Copy out every line of the records where the string "Notice" occurs.

▸ **Material for this exercise**
++++++

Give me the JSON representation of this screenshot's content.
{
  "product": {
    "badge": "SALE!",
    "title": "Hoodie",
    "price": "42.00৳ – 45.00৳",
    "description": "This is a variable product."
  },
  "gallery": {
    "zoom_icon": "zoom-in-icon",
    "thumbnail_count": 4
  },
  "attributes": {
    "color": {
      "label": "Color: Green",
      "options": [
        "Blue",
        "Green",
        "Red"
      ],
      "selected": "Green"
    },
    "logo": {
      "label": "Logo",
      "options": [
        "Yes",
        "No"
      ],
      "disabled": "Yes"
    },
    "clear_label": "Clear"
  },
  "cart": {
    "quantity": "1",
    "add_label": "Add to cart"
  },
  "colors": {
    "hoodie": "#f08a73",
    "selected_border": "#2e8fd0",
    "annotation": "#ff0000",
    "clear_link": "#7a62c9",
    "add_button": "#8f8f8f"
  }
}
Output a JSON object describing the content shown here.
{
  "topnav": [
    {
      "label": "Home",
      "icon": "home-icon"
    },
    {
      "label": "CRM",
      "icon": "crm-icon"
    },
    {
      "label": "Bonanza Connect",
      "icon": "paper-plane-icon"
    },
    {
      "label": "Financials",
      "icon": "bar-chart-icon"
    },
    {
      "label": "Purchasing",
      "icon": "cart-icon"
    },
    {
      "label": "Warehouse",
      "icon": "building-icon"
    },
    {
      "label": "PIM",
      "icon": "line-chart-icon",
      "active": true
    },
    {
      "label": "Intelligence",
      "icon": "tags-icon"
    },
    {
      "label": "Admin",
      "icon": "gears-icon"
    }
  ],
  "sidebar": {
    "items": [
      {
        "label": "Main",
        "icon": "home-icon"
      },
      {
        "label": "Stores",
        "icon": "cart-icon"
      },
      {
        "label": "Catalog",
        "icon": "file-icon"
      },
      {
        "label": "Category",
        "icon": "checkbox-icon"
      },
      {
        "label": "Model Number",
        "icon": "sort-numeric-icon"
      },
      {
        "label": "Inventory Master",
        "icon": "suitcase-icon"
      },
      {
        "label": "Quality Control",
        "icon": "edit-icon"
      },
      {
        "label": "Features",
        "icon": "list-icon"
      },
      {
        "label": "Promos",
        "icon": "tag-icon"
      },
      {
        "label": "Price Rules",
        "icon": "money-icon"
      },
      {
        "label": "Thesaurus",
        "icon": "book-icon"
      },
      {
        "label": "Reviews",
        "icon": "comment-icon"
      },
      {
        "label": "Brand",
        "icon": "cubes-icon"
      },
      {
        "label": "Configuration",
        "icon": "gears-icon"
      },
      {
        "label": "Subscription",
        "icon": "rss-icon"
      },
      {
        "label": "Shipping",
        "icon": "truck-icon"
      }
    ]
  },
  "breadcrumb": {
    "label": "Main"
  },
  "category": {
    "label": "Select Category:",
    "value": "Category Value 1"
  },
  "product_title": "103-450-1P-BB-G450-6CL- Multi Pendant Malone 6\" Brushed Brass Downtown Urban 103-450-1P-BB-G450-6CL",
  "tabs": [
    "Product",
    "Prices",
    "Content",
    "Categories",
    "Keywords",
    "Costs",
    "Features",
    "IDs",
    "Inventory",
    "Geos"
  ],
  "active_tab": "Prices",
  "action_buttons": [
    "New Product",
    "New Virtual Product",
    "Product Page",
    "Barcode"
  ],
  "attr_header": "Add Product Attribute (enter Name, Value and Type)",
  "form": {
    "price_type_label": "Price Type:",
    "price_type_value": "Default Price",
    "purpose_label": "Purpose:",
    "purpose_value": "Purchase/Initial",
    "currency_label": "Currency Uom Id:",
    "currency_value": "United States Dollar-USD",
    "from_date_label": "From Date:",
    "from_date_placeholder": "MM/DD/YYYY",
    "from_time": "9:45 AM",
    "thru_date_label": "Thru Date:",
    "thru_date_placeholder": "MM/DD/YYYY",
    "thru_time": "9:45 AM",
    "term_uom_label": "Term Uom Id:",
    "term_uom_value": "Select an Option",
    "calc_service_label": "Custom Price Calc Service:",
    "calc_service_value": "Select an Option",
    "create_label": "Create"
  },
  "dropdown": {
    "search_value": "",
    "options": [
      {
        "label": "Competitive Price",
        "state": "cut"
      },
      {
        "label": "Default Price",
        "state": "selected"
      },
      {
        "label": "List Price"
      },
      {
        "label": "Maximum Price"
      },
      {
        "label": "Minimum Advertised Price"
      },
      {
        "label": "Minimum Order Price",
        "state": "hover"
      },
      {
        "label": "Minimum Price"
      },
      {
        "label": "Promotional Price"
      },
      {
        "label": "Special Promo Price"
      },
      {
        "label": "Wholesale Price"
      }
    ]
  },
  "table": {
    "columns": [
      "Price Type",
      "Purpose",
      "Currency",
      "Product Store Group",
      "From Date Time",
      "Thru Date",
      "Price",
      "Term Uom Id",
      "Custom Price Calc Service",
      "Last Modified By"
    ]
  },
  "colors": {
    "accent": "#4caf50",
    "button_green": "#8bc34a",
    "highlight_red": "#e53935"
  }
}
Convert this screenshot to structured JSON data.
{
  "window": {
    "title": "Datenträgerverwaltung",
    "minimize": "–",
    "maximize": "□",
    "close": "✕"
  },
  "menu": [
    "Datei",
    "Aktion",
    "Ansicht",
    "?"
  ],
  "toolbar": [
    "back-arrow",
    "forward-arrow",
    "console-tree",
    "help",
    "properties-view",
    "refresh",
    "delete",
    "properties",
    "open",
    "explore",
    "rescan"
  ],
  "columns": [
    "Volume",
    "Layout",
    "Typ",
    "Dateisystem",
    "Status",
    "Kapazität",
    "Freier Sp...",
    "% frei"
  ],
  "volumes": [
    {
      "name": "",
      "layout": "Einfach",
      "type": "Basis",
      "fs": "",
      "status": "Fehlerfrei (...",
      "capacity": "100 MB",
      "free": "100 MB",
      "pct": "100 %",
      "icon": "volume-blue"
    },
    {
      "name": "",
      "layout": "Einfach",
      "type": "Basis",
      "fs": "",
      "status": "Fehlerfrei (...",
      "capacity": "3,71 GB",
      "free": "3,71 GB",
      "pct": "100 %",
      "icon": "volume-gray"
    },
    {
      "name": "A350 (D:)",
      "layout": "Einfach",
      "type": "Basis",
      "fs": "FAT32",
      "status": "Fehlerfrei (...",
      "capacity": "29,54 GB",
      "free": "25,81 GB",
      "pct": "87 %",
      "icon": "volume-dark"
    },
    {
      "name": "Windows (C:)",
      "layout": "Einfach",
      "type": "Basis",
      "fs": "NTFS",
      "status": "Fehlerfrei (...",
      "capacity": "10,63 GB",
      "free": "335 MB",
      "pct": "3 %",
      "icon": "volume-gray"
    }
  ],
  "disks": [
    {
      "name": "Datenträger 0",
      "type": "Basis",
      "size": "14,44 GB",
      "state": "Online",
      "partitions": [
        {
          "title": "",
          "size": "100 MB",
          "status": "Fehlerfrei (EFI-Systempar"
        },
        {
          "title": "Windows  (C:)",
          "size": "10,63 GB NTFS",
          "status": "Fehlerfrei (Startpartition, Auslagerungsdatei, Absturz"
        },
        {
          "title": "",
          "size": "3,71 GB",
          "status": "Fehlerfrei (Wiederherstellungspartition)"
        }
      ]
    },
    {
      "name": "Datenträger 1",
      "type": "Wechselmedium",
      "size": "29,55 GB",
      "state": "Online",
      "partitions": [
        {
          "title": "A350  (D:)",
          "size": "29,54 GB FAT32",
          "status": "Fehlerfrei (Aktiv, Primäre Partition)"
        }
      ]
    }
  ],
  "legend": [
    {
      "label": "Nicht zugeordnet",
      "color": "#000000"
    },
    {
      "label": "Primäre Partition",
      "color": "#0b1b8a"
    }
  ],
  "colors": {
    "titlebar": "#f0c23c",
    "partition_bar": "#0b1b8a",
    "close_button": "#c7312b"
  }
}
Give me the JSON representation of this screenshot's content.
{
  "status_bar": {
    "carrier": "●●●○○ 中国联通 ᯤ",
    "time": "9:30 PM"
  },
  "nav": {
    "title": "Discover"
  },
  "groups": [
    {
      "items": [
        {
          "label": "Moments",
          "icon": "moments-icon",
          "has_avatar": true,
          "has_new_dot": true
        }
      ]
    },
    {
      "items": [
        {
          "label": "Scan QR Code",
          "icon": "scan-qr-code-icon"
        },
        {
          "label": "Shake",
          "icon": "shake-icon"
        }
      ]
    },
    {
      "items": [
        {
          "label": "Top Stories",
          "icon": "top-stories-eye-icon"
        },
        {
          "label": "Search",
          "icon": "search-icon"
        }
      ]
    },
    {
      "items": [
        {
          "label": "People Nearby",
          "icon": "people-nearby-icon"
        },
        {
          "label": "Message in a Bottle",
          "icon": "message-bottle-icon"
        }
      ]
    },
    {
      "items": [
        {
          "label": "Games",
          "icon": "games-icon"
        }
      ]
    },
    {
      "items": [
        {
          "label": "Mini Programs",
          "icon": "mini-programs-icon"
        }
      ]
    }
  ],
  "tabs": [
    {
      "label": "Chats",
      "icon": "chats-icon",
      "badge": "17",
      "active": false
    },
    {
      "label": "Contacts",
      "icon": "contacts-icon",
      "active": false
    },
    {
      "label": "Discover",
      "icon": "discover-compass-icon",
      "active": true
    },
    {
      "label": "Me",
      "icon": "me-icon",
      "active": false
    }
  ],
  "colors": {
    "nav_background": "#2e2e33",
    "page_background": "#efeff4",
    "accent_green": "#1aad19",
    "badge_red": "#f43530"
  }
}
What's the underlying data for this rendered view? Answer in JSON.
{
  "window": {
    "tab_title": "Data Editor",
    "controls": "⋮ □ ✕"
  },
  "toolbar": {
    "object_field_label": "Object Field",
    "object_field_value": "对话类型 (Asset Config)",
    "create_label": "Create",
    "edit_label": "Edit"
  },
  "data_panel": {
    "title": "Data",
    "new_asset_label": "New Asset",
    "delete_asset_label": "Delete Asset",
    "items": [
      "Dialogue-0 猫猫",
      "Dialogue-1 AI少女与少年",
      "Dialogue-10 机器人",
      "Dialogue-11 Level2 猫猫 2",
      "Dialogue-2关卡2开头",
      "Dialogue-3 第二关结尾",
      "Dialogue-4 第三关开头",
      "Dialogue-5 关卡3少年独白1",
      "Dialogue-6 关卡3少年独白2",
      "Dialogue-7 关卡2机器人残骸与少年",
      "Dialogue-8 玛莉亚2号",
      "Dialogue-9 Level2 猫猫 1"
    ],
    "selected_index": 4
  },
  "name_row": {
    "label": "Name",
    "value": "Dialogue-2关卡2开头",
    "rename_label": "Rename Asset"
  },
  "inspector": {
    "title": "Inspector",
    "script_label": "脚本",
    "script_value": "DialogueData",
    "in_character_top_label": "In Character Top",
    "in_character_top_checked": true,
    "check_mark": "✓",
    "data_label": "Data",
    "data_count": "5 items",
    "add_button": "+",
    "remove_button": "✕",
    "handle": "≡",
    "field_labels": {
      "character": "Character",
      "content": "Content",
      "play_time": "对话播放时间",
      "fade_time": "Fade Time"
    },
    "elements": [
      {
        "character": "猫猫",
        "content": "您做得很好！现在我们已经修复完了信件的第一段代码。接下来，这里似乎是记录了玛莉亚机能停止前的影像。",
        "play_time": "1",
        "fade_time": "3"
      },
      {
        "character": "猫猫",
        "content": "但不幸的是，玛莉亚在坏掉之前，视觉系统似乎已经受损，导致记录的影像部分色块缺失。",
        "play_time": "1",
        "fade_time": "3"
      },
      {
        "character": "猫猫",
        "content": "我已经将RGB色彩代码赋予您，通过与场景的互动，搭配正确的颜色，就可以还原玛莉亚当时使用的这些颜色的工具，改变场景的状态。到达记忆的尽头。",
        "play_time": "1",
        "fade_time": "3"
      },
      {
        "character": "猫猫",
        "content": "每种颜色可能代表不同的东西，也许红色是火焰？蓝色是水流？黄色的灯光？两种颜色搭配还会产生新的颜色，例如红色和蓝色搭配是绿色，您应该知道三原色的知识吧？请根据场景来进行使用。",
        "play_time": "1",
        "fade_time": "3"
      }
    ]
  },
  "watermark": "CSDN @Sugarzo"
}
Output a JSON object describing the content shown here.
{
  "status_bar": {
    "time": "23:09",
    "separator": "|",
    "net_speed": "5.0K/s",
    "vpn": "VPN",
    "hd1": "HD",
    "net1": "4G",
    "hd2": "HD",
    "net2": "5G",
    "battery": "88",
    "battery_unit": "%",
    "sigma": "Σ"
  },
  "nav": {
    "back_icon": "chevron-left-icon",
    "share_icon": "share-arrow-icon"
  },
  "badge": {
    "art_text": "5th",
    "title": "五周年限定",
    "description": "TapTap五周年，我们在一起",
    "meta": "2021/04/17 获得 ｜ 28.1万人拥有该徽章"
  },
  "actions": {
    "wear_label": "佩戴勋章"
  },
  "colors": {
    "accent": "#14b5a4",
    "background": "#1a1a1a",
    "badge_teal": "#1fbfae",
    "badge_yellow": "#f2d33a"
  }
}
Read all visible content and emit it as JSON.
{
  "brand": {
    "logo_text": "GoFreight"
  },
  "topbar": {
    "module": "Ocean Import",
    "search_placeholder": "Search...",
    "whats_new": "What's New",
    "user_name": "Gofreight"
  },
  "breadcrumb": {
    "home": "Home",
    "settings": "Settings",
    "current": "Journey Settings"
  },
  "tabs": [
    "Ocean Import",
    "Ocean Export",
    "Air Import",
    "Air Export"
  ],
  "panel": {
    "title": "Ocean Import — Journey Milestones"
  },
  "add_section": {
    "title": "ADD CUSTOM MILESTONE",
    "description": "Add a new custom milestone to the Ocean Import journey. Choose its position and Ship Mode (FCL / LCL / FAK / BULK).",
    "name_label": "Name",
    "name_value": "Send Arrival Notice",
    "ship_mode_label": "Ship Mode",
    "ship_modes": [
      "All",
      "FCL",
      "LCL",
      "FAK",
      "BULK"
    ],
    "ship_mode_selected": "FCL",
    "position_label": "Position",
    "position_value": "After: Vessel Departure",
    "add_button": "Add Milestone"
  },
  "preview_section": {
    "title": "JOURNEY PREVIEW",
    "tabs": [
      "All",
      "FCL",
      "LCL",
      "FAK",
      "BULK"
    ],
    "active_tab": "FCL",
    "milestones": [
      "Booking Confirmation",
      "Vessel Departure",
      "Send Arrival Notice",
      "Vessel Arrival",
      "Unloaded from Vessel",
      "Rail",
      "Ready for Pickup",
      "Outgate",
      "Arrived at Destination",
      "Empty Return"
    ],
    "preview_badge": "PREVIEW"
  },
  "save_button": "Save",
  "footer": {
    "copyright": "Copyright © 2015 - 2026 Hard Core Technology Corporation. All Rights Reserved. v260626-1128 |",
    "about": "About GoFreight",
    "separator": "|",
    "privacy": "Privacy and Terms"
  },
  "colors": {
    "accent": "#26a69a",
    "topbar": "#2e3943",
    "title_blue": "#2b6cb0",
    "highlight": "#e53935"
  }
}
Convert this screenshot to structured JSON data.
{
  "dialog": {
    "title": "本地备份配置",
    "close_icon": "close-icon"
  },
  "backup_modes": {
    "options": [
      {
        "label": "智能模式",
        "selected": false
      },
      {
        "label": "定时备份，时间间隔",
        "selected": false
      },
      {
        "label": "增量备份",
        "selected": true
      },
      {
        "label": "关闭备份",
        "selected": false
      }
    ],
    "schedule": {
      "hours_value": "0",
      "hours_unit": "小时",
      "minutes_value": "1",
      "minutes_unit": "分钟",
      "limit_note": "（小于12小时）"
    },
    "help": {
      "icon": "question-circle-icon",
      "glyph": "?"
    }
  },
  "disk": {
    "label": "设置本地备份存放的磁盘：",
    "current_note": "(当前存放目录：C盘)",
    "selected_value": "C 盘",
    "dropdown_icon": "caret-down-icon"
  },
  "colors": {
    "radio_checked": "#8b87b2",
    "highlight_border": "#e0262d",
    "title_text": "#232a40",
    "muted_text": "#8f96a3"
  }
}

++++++

▸ **Result**
    "name_value": "Send Arrival Notice",
      "Send Arrival Notice",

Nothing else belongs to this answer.